At the end of the shale our horses and their handlers were there to greet us and they had a simple lunch of pre-made sandwiches, chips and bottled waters for us to enjoy.  When our lunch was finished we each mounted our steed, and rode that uncomfortable ride back down the rest of the volcano Pacaya.  At the bottom we could see other tourists getting bombarded by stable masters as they started their ascent.  Our kids looked out of place with all of their bright colored clothing, and fresh clean faces.  After this adventure they had new found friendships with their guides, a hike to an active volcano,  and they were starting to get a  real feel of the life of these Guatemalans.

Some of the children that were selling the marshmallows at the base
March 2010
A picture of Mount Pacaya during its eruption
 May 27, 2010

*Tip #2 Always check these attractions on-line, www.volcanoexperience.com, before trying to attempt a hike like this.  On May 27, 2010 Mt. Pacaya erupted and a lot ash rained down on Guatemala City and Antigua.
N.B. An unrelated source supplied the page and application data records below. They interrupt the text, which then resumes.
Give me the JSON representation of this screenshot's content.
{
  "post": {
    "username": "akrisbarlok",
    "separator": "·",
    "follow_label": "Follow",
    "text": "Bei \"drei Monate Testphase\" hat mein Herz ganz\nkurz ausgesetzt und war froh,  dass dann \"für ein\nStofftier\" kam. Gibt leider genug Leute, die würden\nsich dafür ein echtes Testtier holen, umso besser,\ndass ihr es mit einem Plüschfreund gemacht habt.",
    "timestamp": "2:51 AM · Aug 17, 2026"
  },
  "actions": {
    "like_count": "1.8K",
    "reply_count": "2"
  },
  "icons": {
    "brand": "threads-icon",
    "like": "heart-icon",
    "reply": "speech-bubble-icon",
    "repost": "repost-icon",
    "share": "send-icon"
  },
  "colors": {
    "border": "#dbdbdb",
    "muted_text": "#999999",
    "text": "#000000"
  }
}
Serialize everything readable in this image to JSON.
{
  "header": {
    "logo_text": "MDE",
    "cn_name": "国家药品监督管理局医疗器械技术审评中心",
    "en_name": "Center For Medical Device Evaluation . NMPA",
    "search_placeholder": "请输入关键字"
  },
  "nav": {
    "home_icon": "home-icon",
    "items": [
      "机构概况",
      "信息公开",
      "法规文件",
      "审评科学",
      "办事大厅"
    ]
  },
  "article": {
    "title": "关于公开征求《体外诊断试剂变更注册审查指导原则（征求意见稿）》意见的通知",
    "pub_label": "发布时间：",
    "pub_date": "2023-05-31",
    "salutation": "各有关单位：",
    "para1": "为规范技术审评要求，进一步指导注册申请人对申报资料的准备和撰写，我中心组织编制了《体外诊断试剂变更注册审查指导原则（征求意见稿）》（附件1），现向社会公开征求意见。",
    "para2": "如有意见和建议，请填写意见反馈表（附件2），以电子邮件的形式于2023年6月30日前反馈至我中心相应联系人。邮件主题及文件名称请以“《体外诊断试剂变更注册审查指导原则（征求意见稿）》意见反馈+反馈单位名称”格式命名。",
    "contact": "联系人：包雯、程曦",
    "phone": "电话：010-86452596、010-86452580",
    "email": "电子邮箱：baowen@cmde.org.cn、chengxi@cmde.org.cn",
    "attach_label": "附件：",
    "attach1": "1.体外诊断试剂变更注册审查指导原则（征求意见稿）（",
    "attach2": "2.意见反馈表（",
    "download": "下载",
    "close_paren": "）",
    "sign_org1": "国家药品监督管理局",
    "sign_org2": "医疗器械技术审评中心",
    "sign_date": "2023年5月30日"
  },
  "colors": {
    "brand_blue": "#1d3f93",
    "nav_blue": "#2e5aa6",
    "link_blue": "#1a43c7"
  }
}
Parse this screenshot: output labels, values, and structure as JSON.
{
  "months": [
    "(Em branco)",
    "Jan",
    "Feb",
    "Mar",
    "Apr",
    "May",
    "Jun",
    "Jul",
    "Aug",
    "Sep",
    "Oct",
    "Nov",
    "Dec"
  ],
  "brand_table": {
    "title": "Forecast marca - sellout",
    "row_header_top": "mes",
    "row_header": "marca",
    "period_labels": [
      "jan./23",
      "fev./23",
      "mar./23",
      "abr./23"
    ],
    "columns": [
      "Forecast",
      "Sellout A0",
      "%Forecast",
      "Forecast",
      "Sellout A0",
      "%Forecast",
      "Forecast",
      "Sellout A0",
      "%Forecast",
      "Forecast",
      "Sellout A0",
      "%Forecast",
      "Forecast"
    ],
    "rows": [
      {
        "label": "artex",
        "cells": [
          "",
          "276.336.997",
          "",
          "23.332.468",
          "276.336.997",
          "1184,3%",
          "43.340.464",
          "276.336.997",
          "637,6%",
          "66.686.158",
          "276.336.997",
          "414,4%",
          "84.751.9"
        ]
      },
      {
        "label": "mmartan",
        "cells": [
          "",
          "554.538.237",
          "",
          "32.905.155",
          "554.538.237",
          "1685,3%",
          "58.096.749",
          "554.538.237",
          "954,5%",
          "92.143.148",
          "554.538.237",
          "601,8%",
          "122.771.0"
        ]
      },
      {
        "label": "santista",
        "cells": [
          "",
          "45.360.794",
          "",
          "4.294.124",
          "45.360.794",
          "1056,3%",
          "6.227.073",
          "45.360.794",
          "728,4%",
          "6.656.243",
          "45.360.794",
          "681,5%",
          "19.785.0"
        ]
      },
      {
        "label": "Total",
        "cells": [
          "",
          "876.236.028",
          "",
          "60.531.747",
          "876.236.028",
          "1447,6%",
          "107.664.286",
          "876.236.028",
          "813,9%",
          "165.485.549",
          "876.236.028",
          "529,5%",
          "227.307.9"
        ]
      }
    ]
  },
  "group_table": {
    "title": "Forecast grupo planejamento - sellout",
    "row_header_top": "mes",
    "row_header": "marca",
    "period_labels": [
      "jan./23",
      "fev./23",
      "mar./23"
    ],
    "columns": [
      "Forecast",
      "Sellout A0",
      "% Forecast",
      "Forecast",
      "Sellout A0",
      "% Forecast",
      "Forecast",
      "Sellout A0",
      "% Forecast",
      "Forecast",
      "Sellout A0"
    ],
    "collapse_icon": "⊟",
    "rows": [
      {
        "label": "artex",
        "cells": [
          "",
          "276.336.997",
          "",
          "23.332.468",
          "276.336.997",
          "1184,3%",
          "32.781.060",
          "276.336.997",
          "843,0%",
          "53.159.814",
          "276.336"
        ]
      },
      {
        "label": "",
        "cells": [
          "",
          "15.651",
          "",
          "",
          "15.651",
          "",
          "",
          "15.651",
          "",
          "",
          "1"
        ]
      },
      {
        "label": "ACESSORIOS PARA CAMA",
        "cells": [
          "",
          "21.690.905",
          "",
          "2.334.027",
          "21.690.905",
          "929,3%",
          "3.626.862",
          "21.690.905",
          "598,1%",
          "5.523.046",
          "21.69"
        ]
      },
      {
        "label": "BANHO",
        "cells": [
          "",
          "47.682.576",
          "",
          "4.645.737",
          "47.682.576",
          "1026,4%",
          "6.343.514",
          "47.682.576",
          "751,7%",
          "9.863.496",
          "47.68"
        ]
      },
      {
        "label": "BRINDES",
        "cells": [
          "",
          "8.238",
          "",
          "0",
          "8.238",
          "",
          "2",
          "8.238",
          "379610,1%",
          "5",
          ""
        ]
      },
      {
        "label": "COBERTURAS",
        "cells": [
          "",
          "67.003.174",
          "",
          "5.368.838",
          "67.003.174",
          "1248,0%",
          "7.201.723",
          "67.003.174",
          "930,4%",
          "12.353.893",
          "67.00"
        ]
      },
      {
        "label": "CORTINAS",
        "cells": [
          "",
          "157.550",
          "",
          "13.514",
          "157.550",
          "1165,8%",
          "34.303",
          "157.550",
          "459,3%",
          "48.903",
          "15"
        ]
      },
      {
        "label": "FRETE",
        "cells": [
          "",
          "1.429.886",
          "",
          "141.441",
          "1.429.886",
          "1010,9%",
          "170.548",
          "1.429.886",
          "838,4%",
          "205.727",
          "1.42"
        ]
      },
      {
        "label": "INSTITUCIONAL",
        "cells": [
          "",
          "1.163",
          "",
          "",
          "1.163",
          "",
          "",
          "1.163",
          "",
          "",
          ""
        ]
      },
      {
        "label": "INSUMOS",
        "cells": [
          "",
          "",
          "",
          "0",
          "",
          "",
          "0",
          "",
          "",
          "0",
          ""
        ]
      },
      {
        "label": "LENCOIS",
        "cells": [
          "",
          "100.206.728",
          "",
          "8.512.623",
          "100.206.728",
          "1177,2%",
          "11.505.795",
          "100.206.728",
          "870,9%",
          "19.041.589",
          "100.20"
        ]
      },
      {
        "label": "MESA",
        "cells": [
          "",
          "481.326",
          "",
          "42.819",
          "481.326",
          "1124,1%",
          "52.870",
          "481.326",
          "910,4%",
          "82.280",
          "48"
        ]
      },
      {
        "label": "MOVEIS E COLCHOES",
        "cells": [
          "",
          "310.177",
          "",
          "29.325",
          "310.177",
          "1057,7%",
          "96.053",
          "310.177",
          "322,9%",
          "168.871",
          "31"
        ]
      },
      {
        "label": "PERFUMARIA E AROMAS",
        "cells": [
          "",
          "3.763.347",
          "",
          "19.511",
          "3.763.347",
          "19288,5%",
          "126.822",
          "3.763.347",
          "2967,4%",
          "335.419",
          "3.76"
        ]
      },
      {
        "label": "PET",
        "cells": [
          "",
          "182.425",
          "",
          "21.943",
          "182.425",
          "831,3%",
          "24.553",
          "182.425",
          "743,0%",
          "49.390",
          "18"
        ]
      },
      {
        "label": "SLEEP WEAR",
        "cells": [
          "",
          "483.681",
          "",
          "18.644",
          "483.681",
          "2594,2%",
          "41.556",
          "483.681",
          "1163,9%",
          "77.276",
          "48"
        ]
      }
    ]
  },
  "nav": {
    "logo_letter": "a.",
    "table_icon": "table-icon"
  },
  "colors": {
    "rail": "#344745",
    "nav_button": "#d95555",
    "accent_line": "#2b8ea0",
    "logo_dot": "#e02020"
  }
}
That was less than sixty days after this excursion. The Guatemala City airport was closed for two-weeks following the eruption.
*Tip #3 Also, I should warn that sometimes there are burglaries on hikes like this one.  Most of the time if you have a guide and a larger group you will be left alone.  However, do not travel with lots of cash or credit cards during day trips.  Leave that stuff back at the hotel in a safe.  Most of the time these are just desperate people trying to feed their families and so cash is all that they desire.  Be safe and travel in numbers or with locals to avoid situations such as these.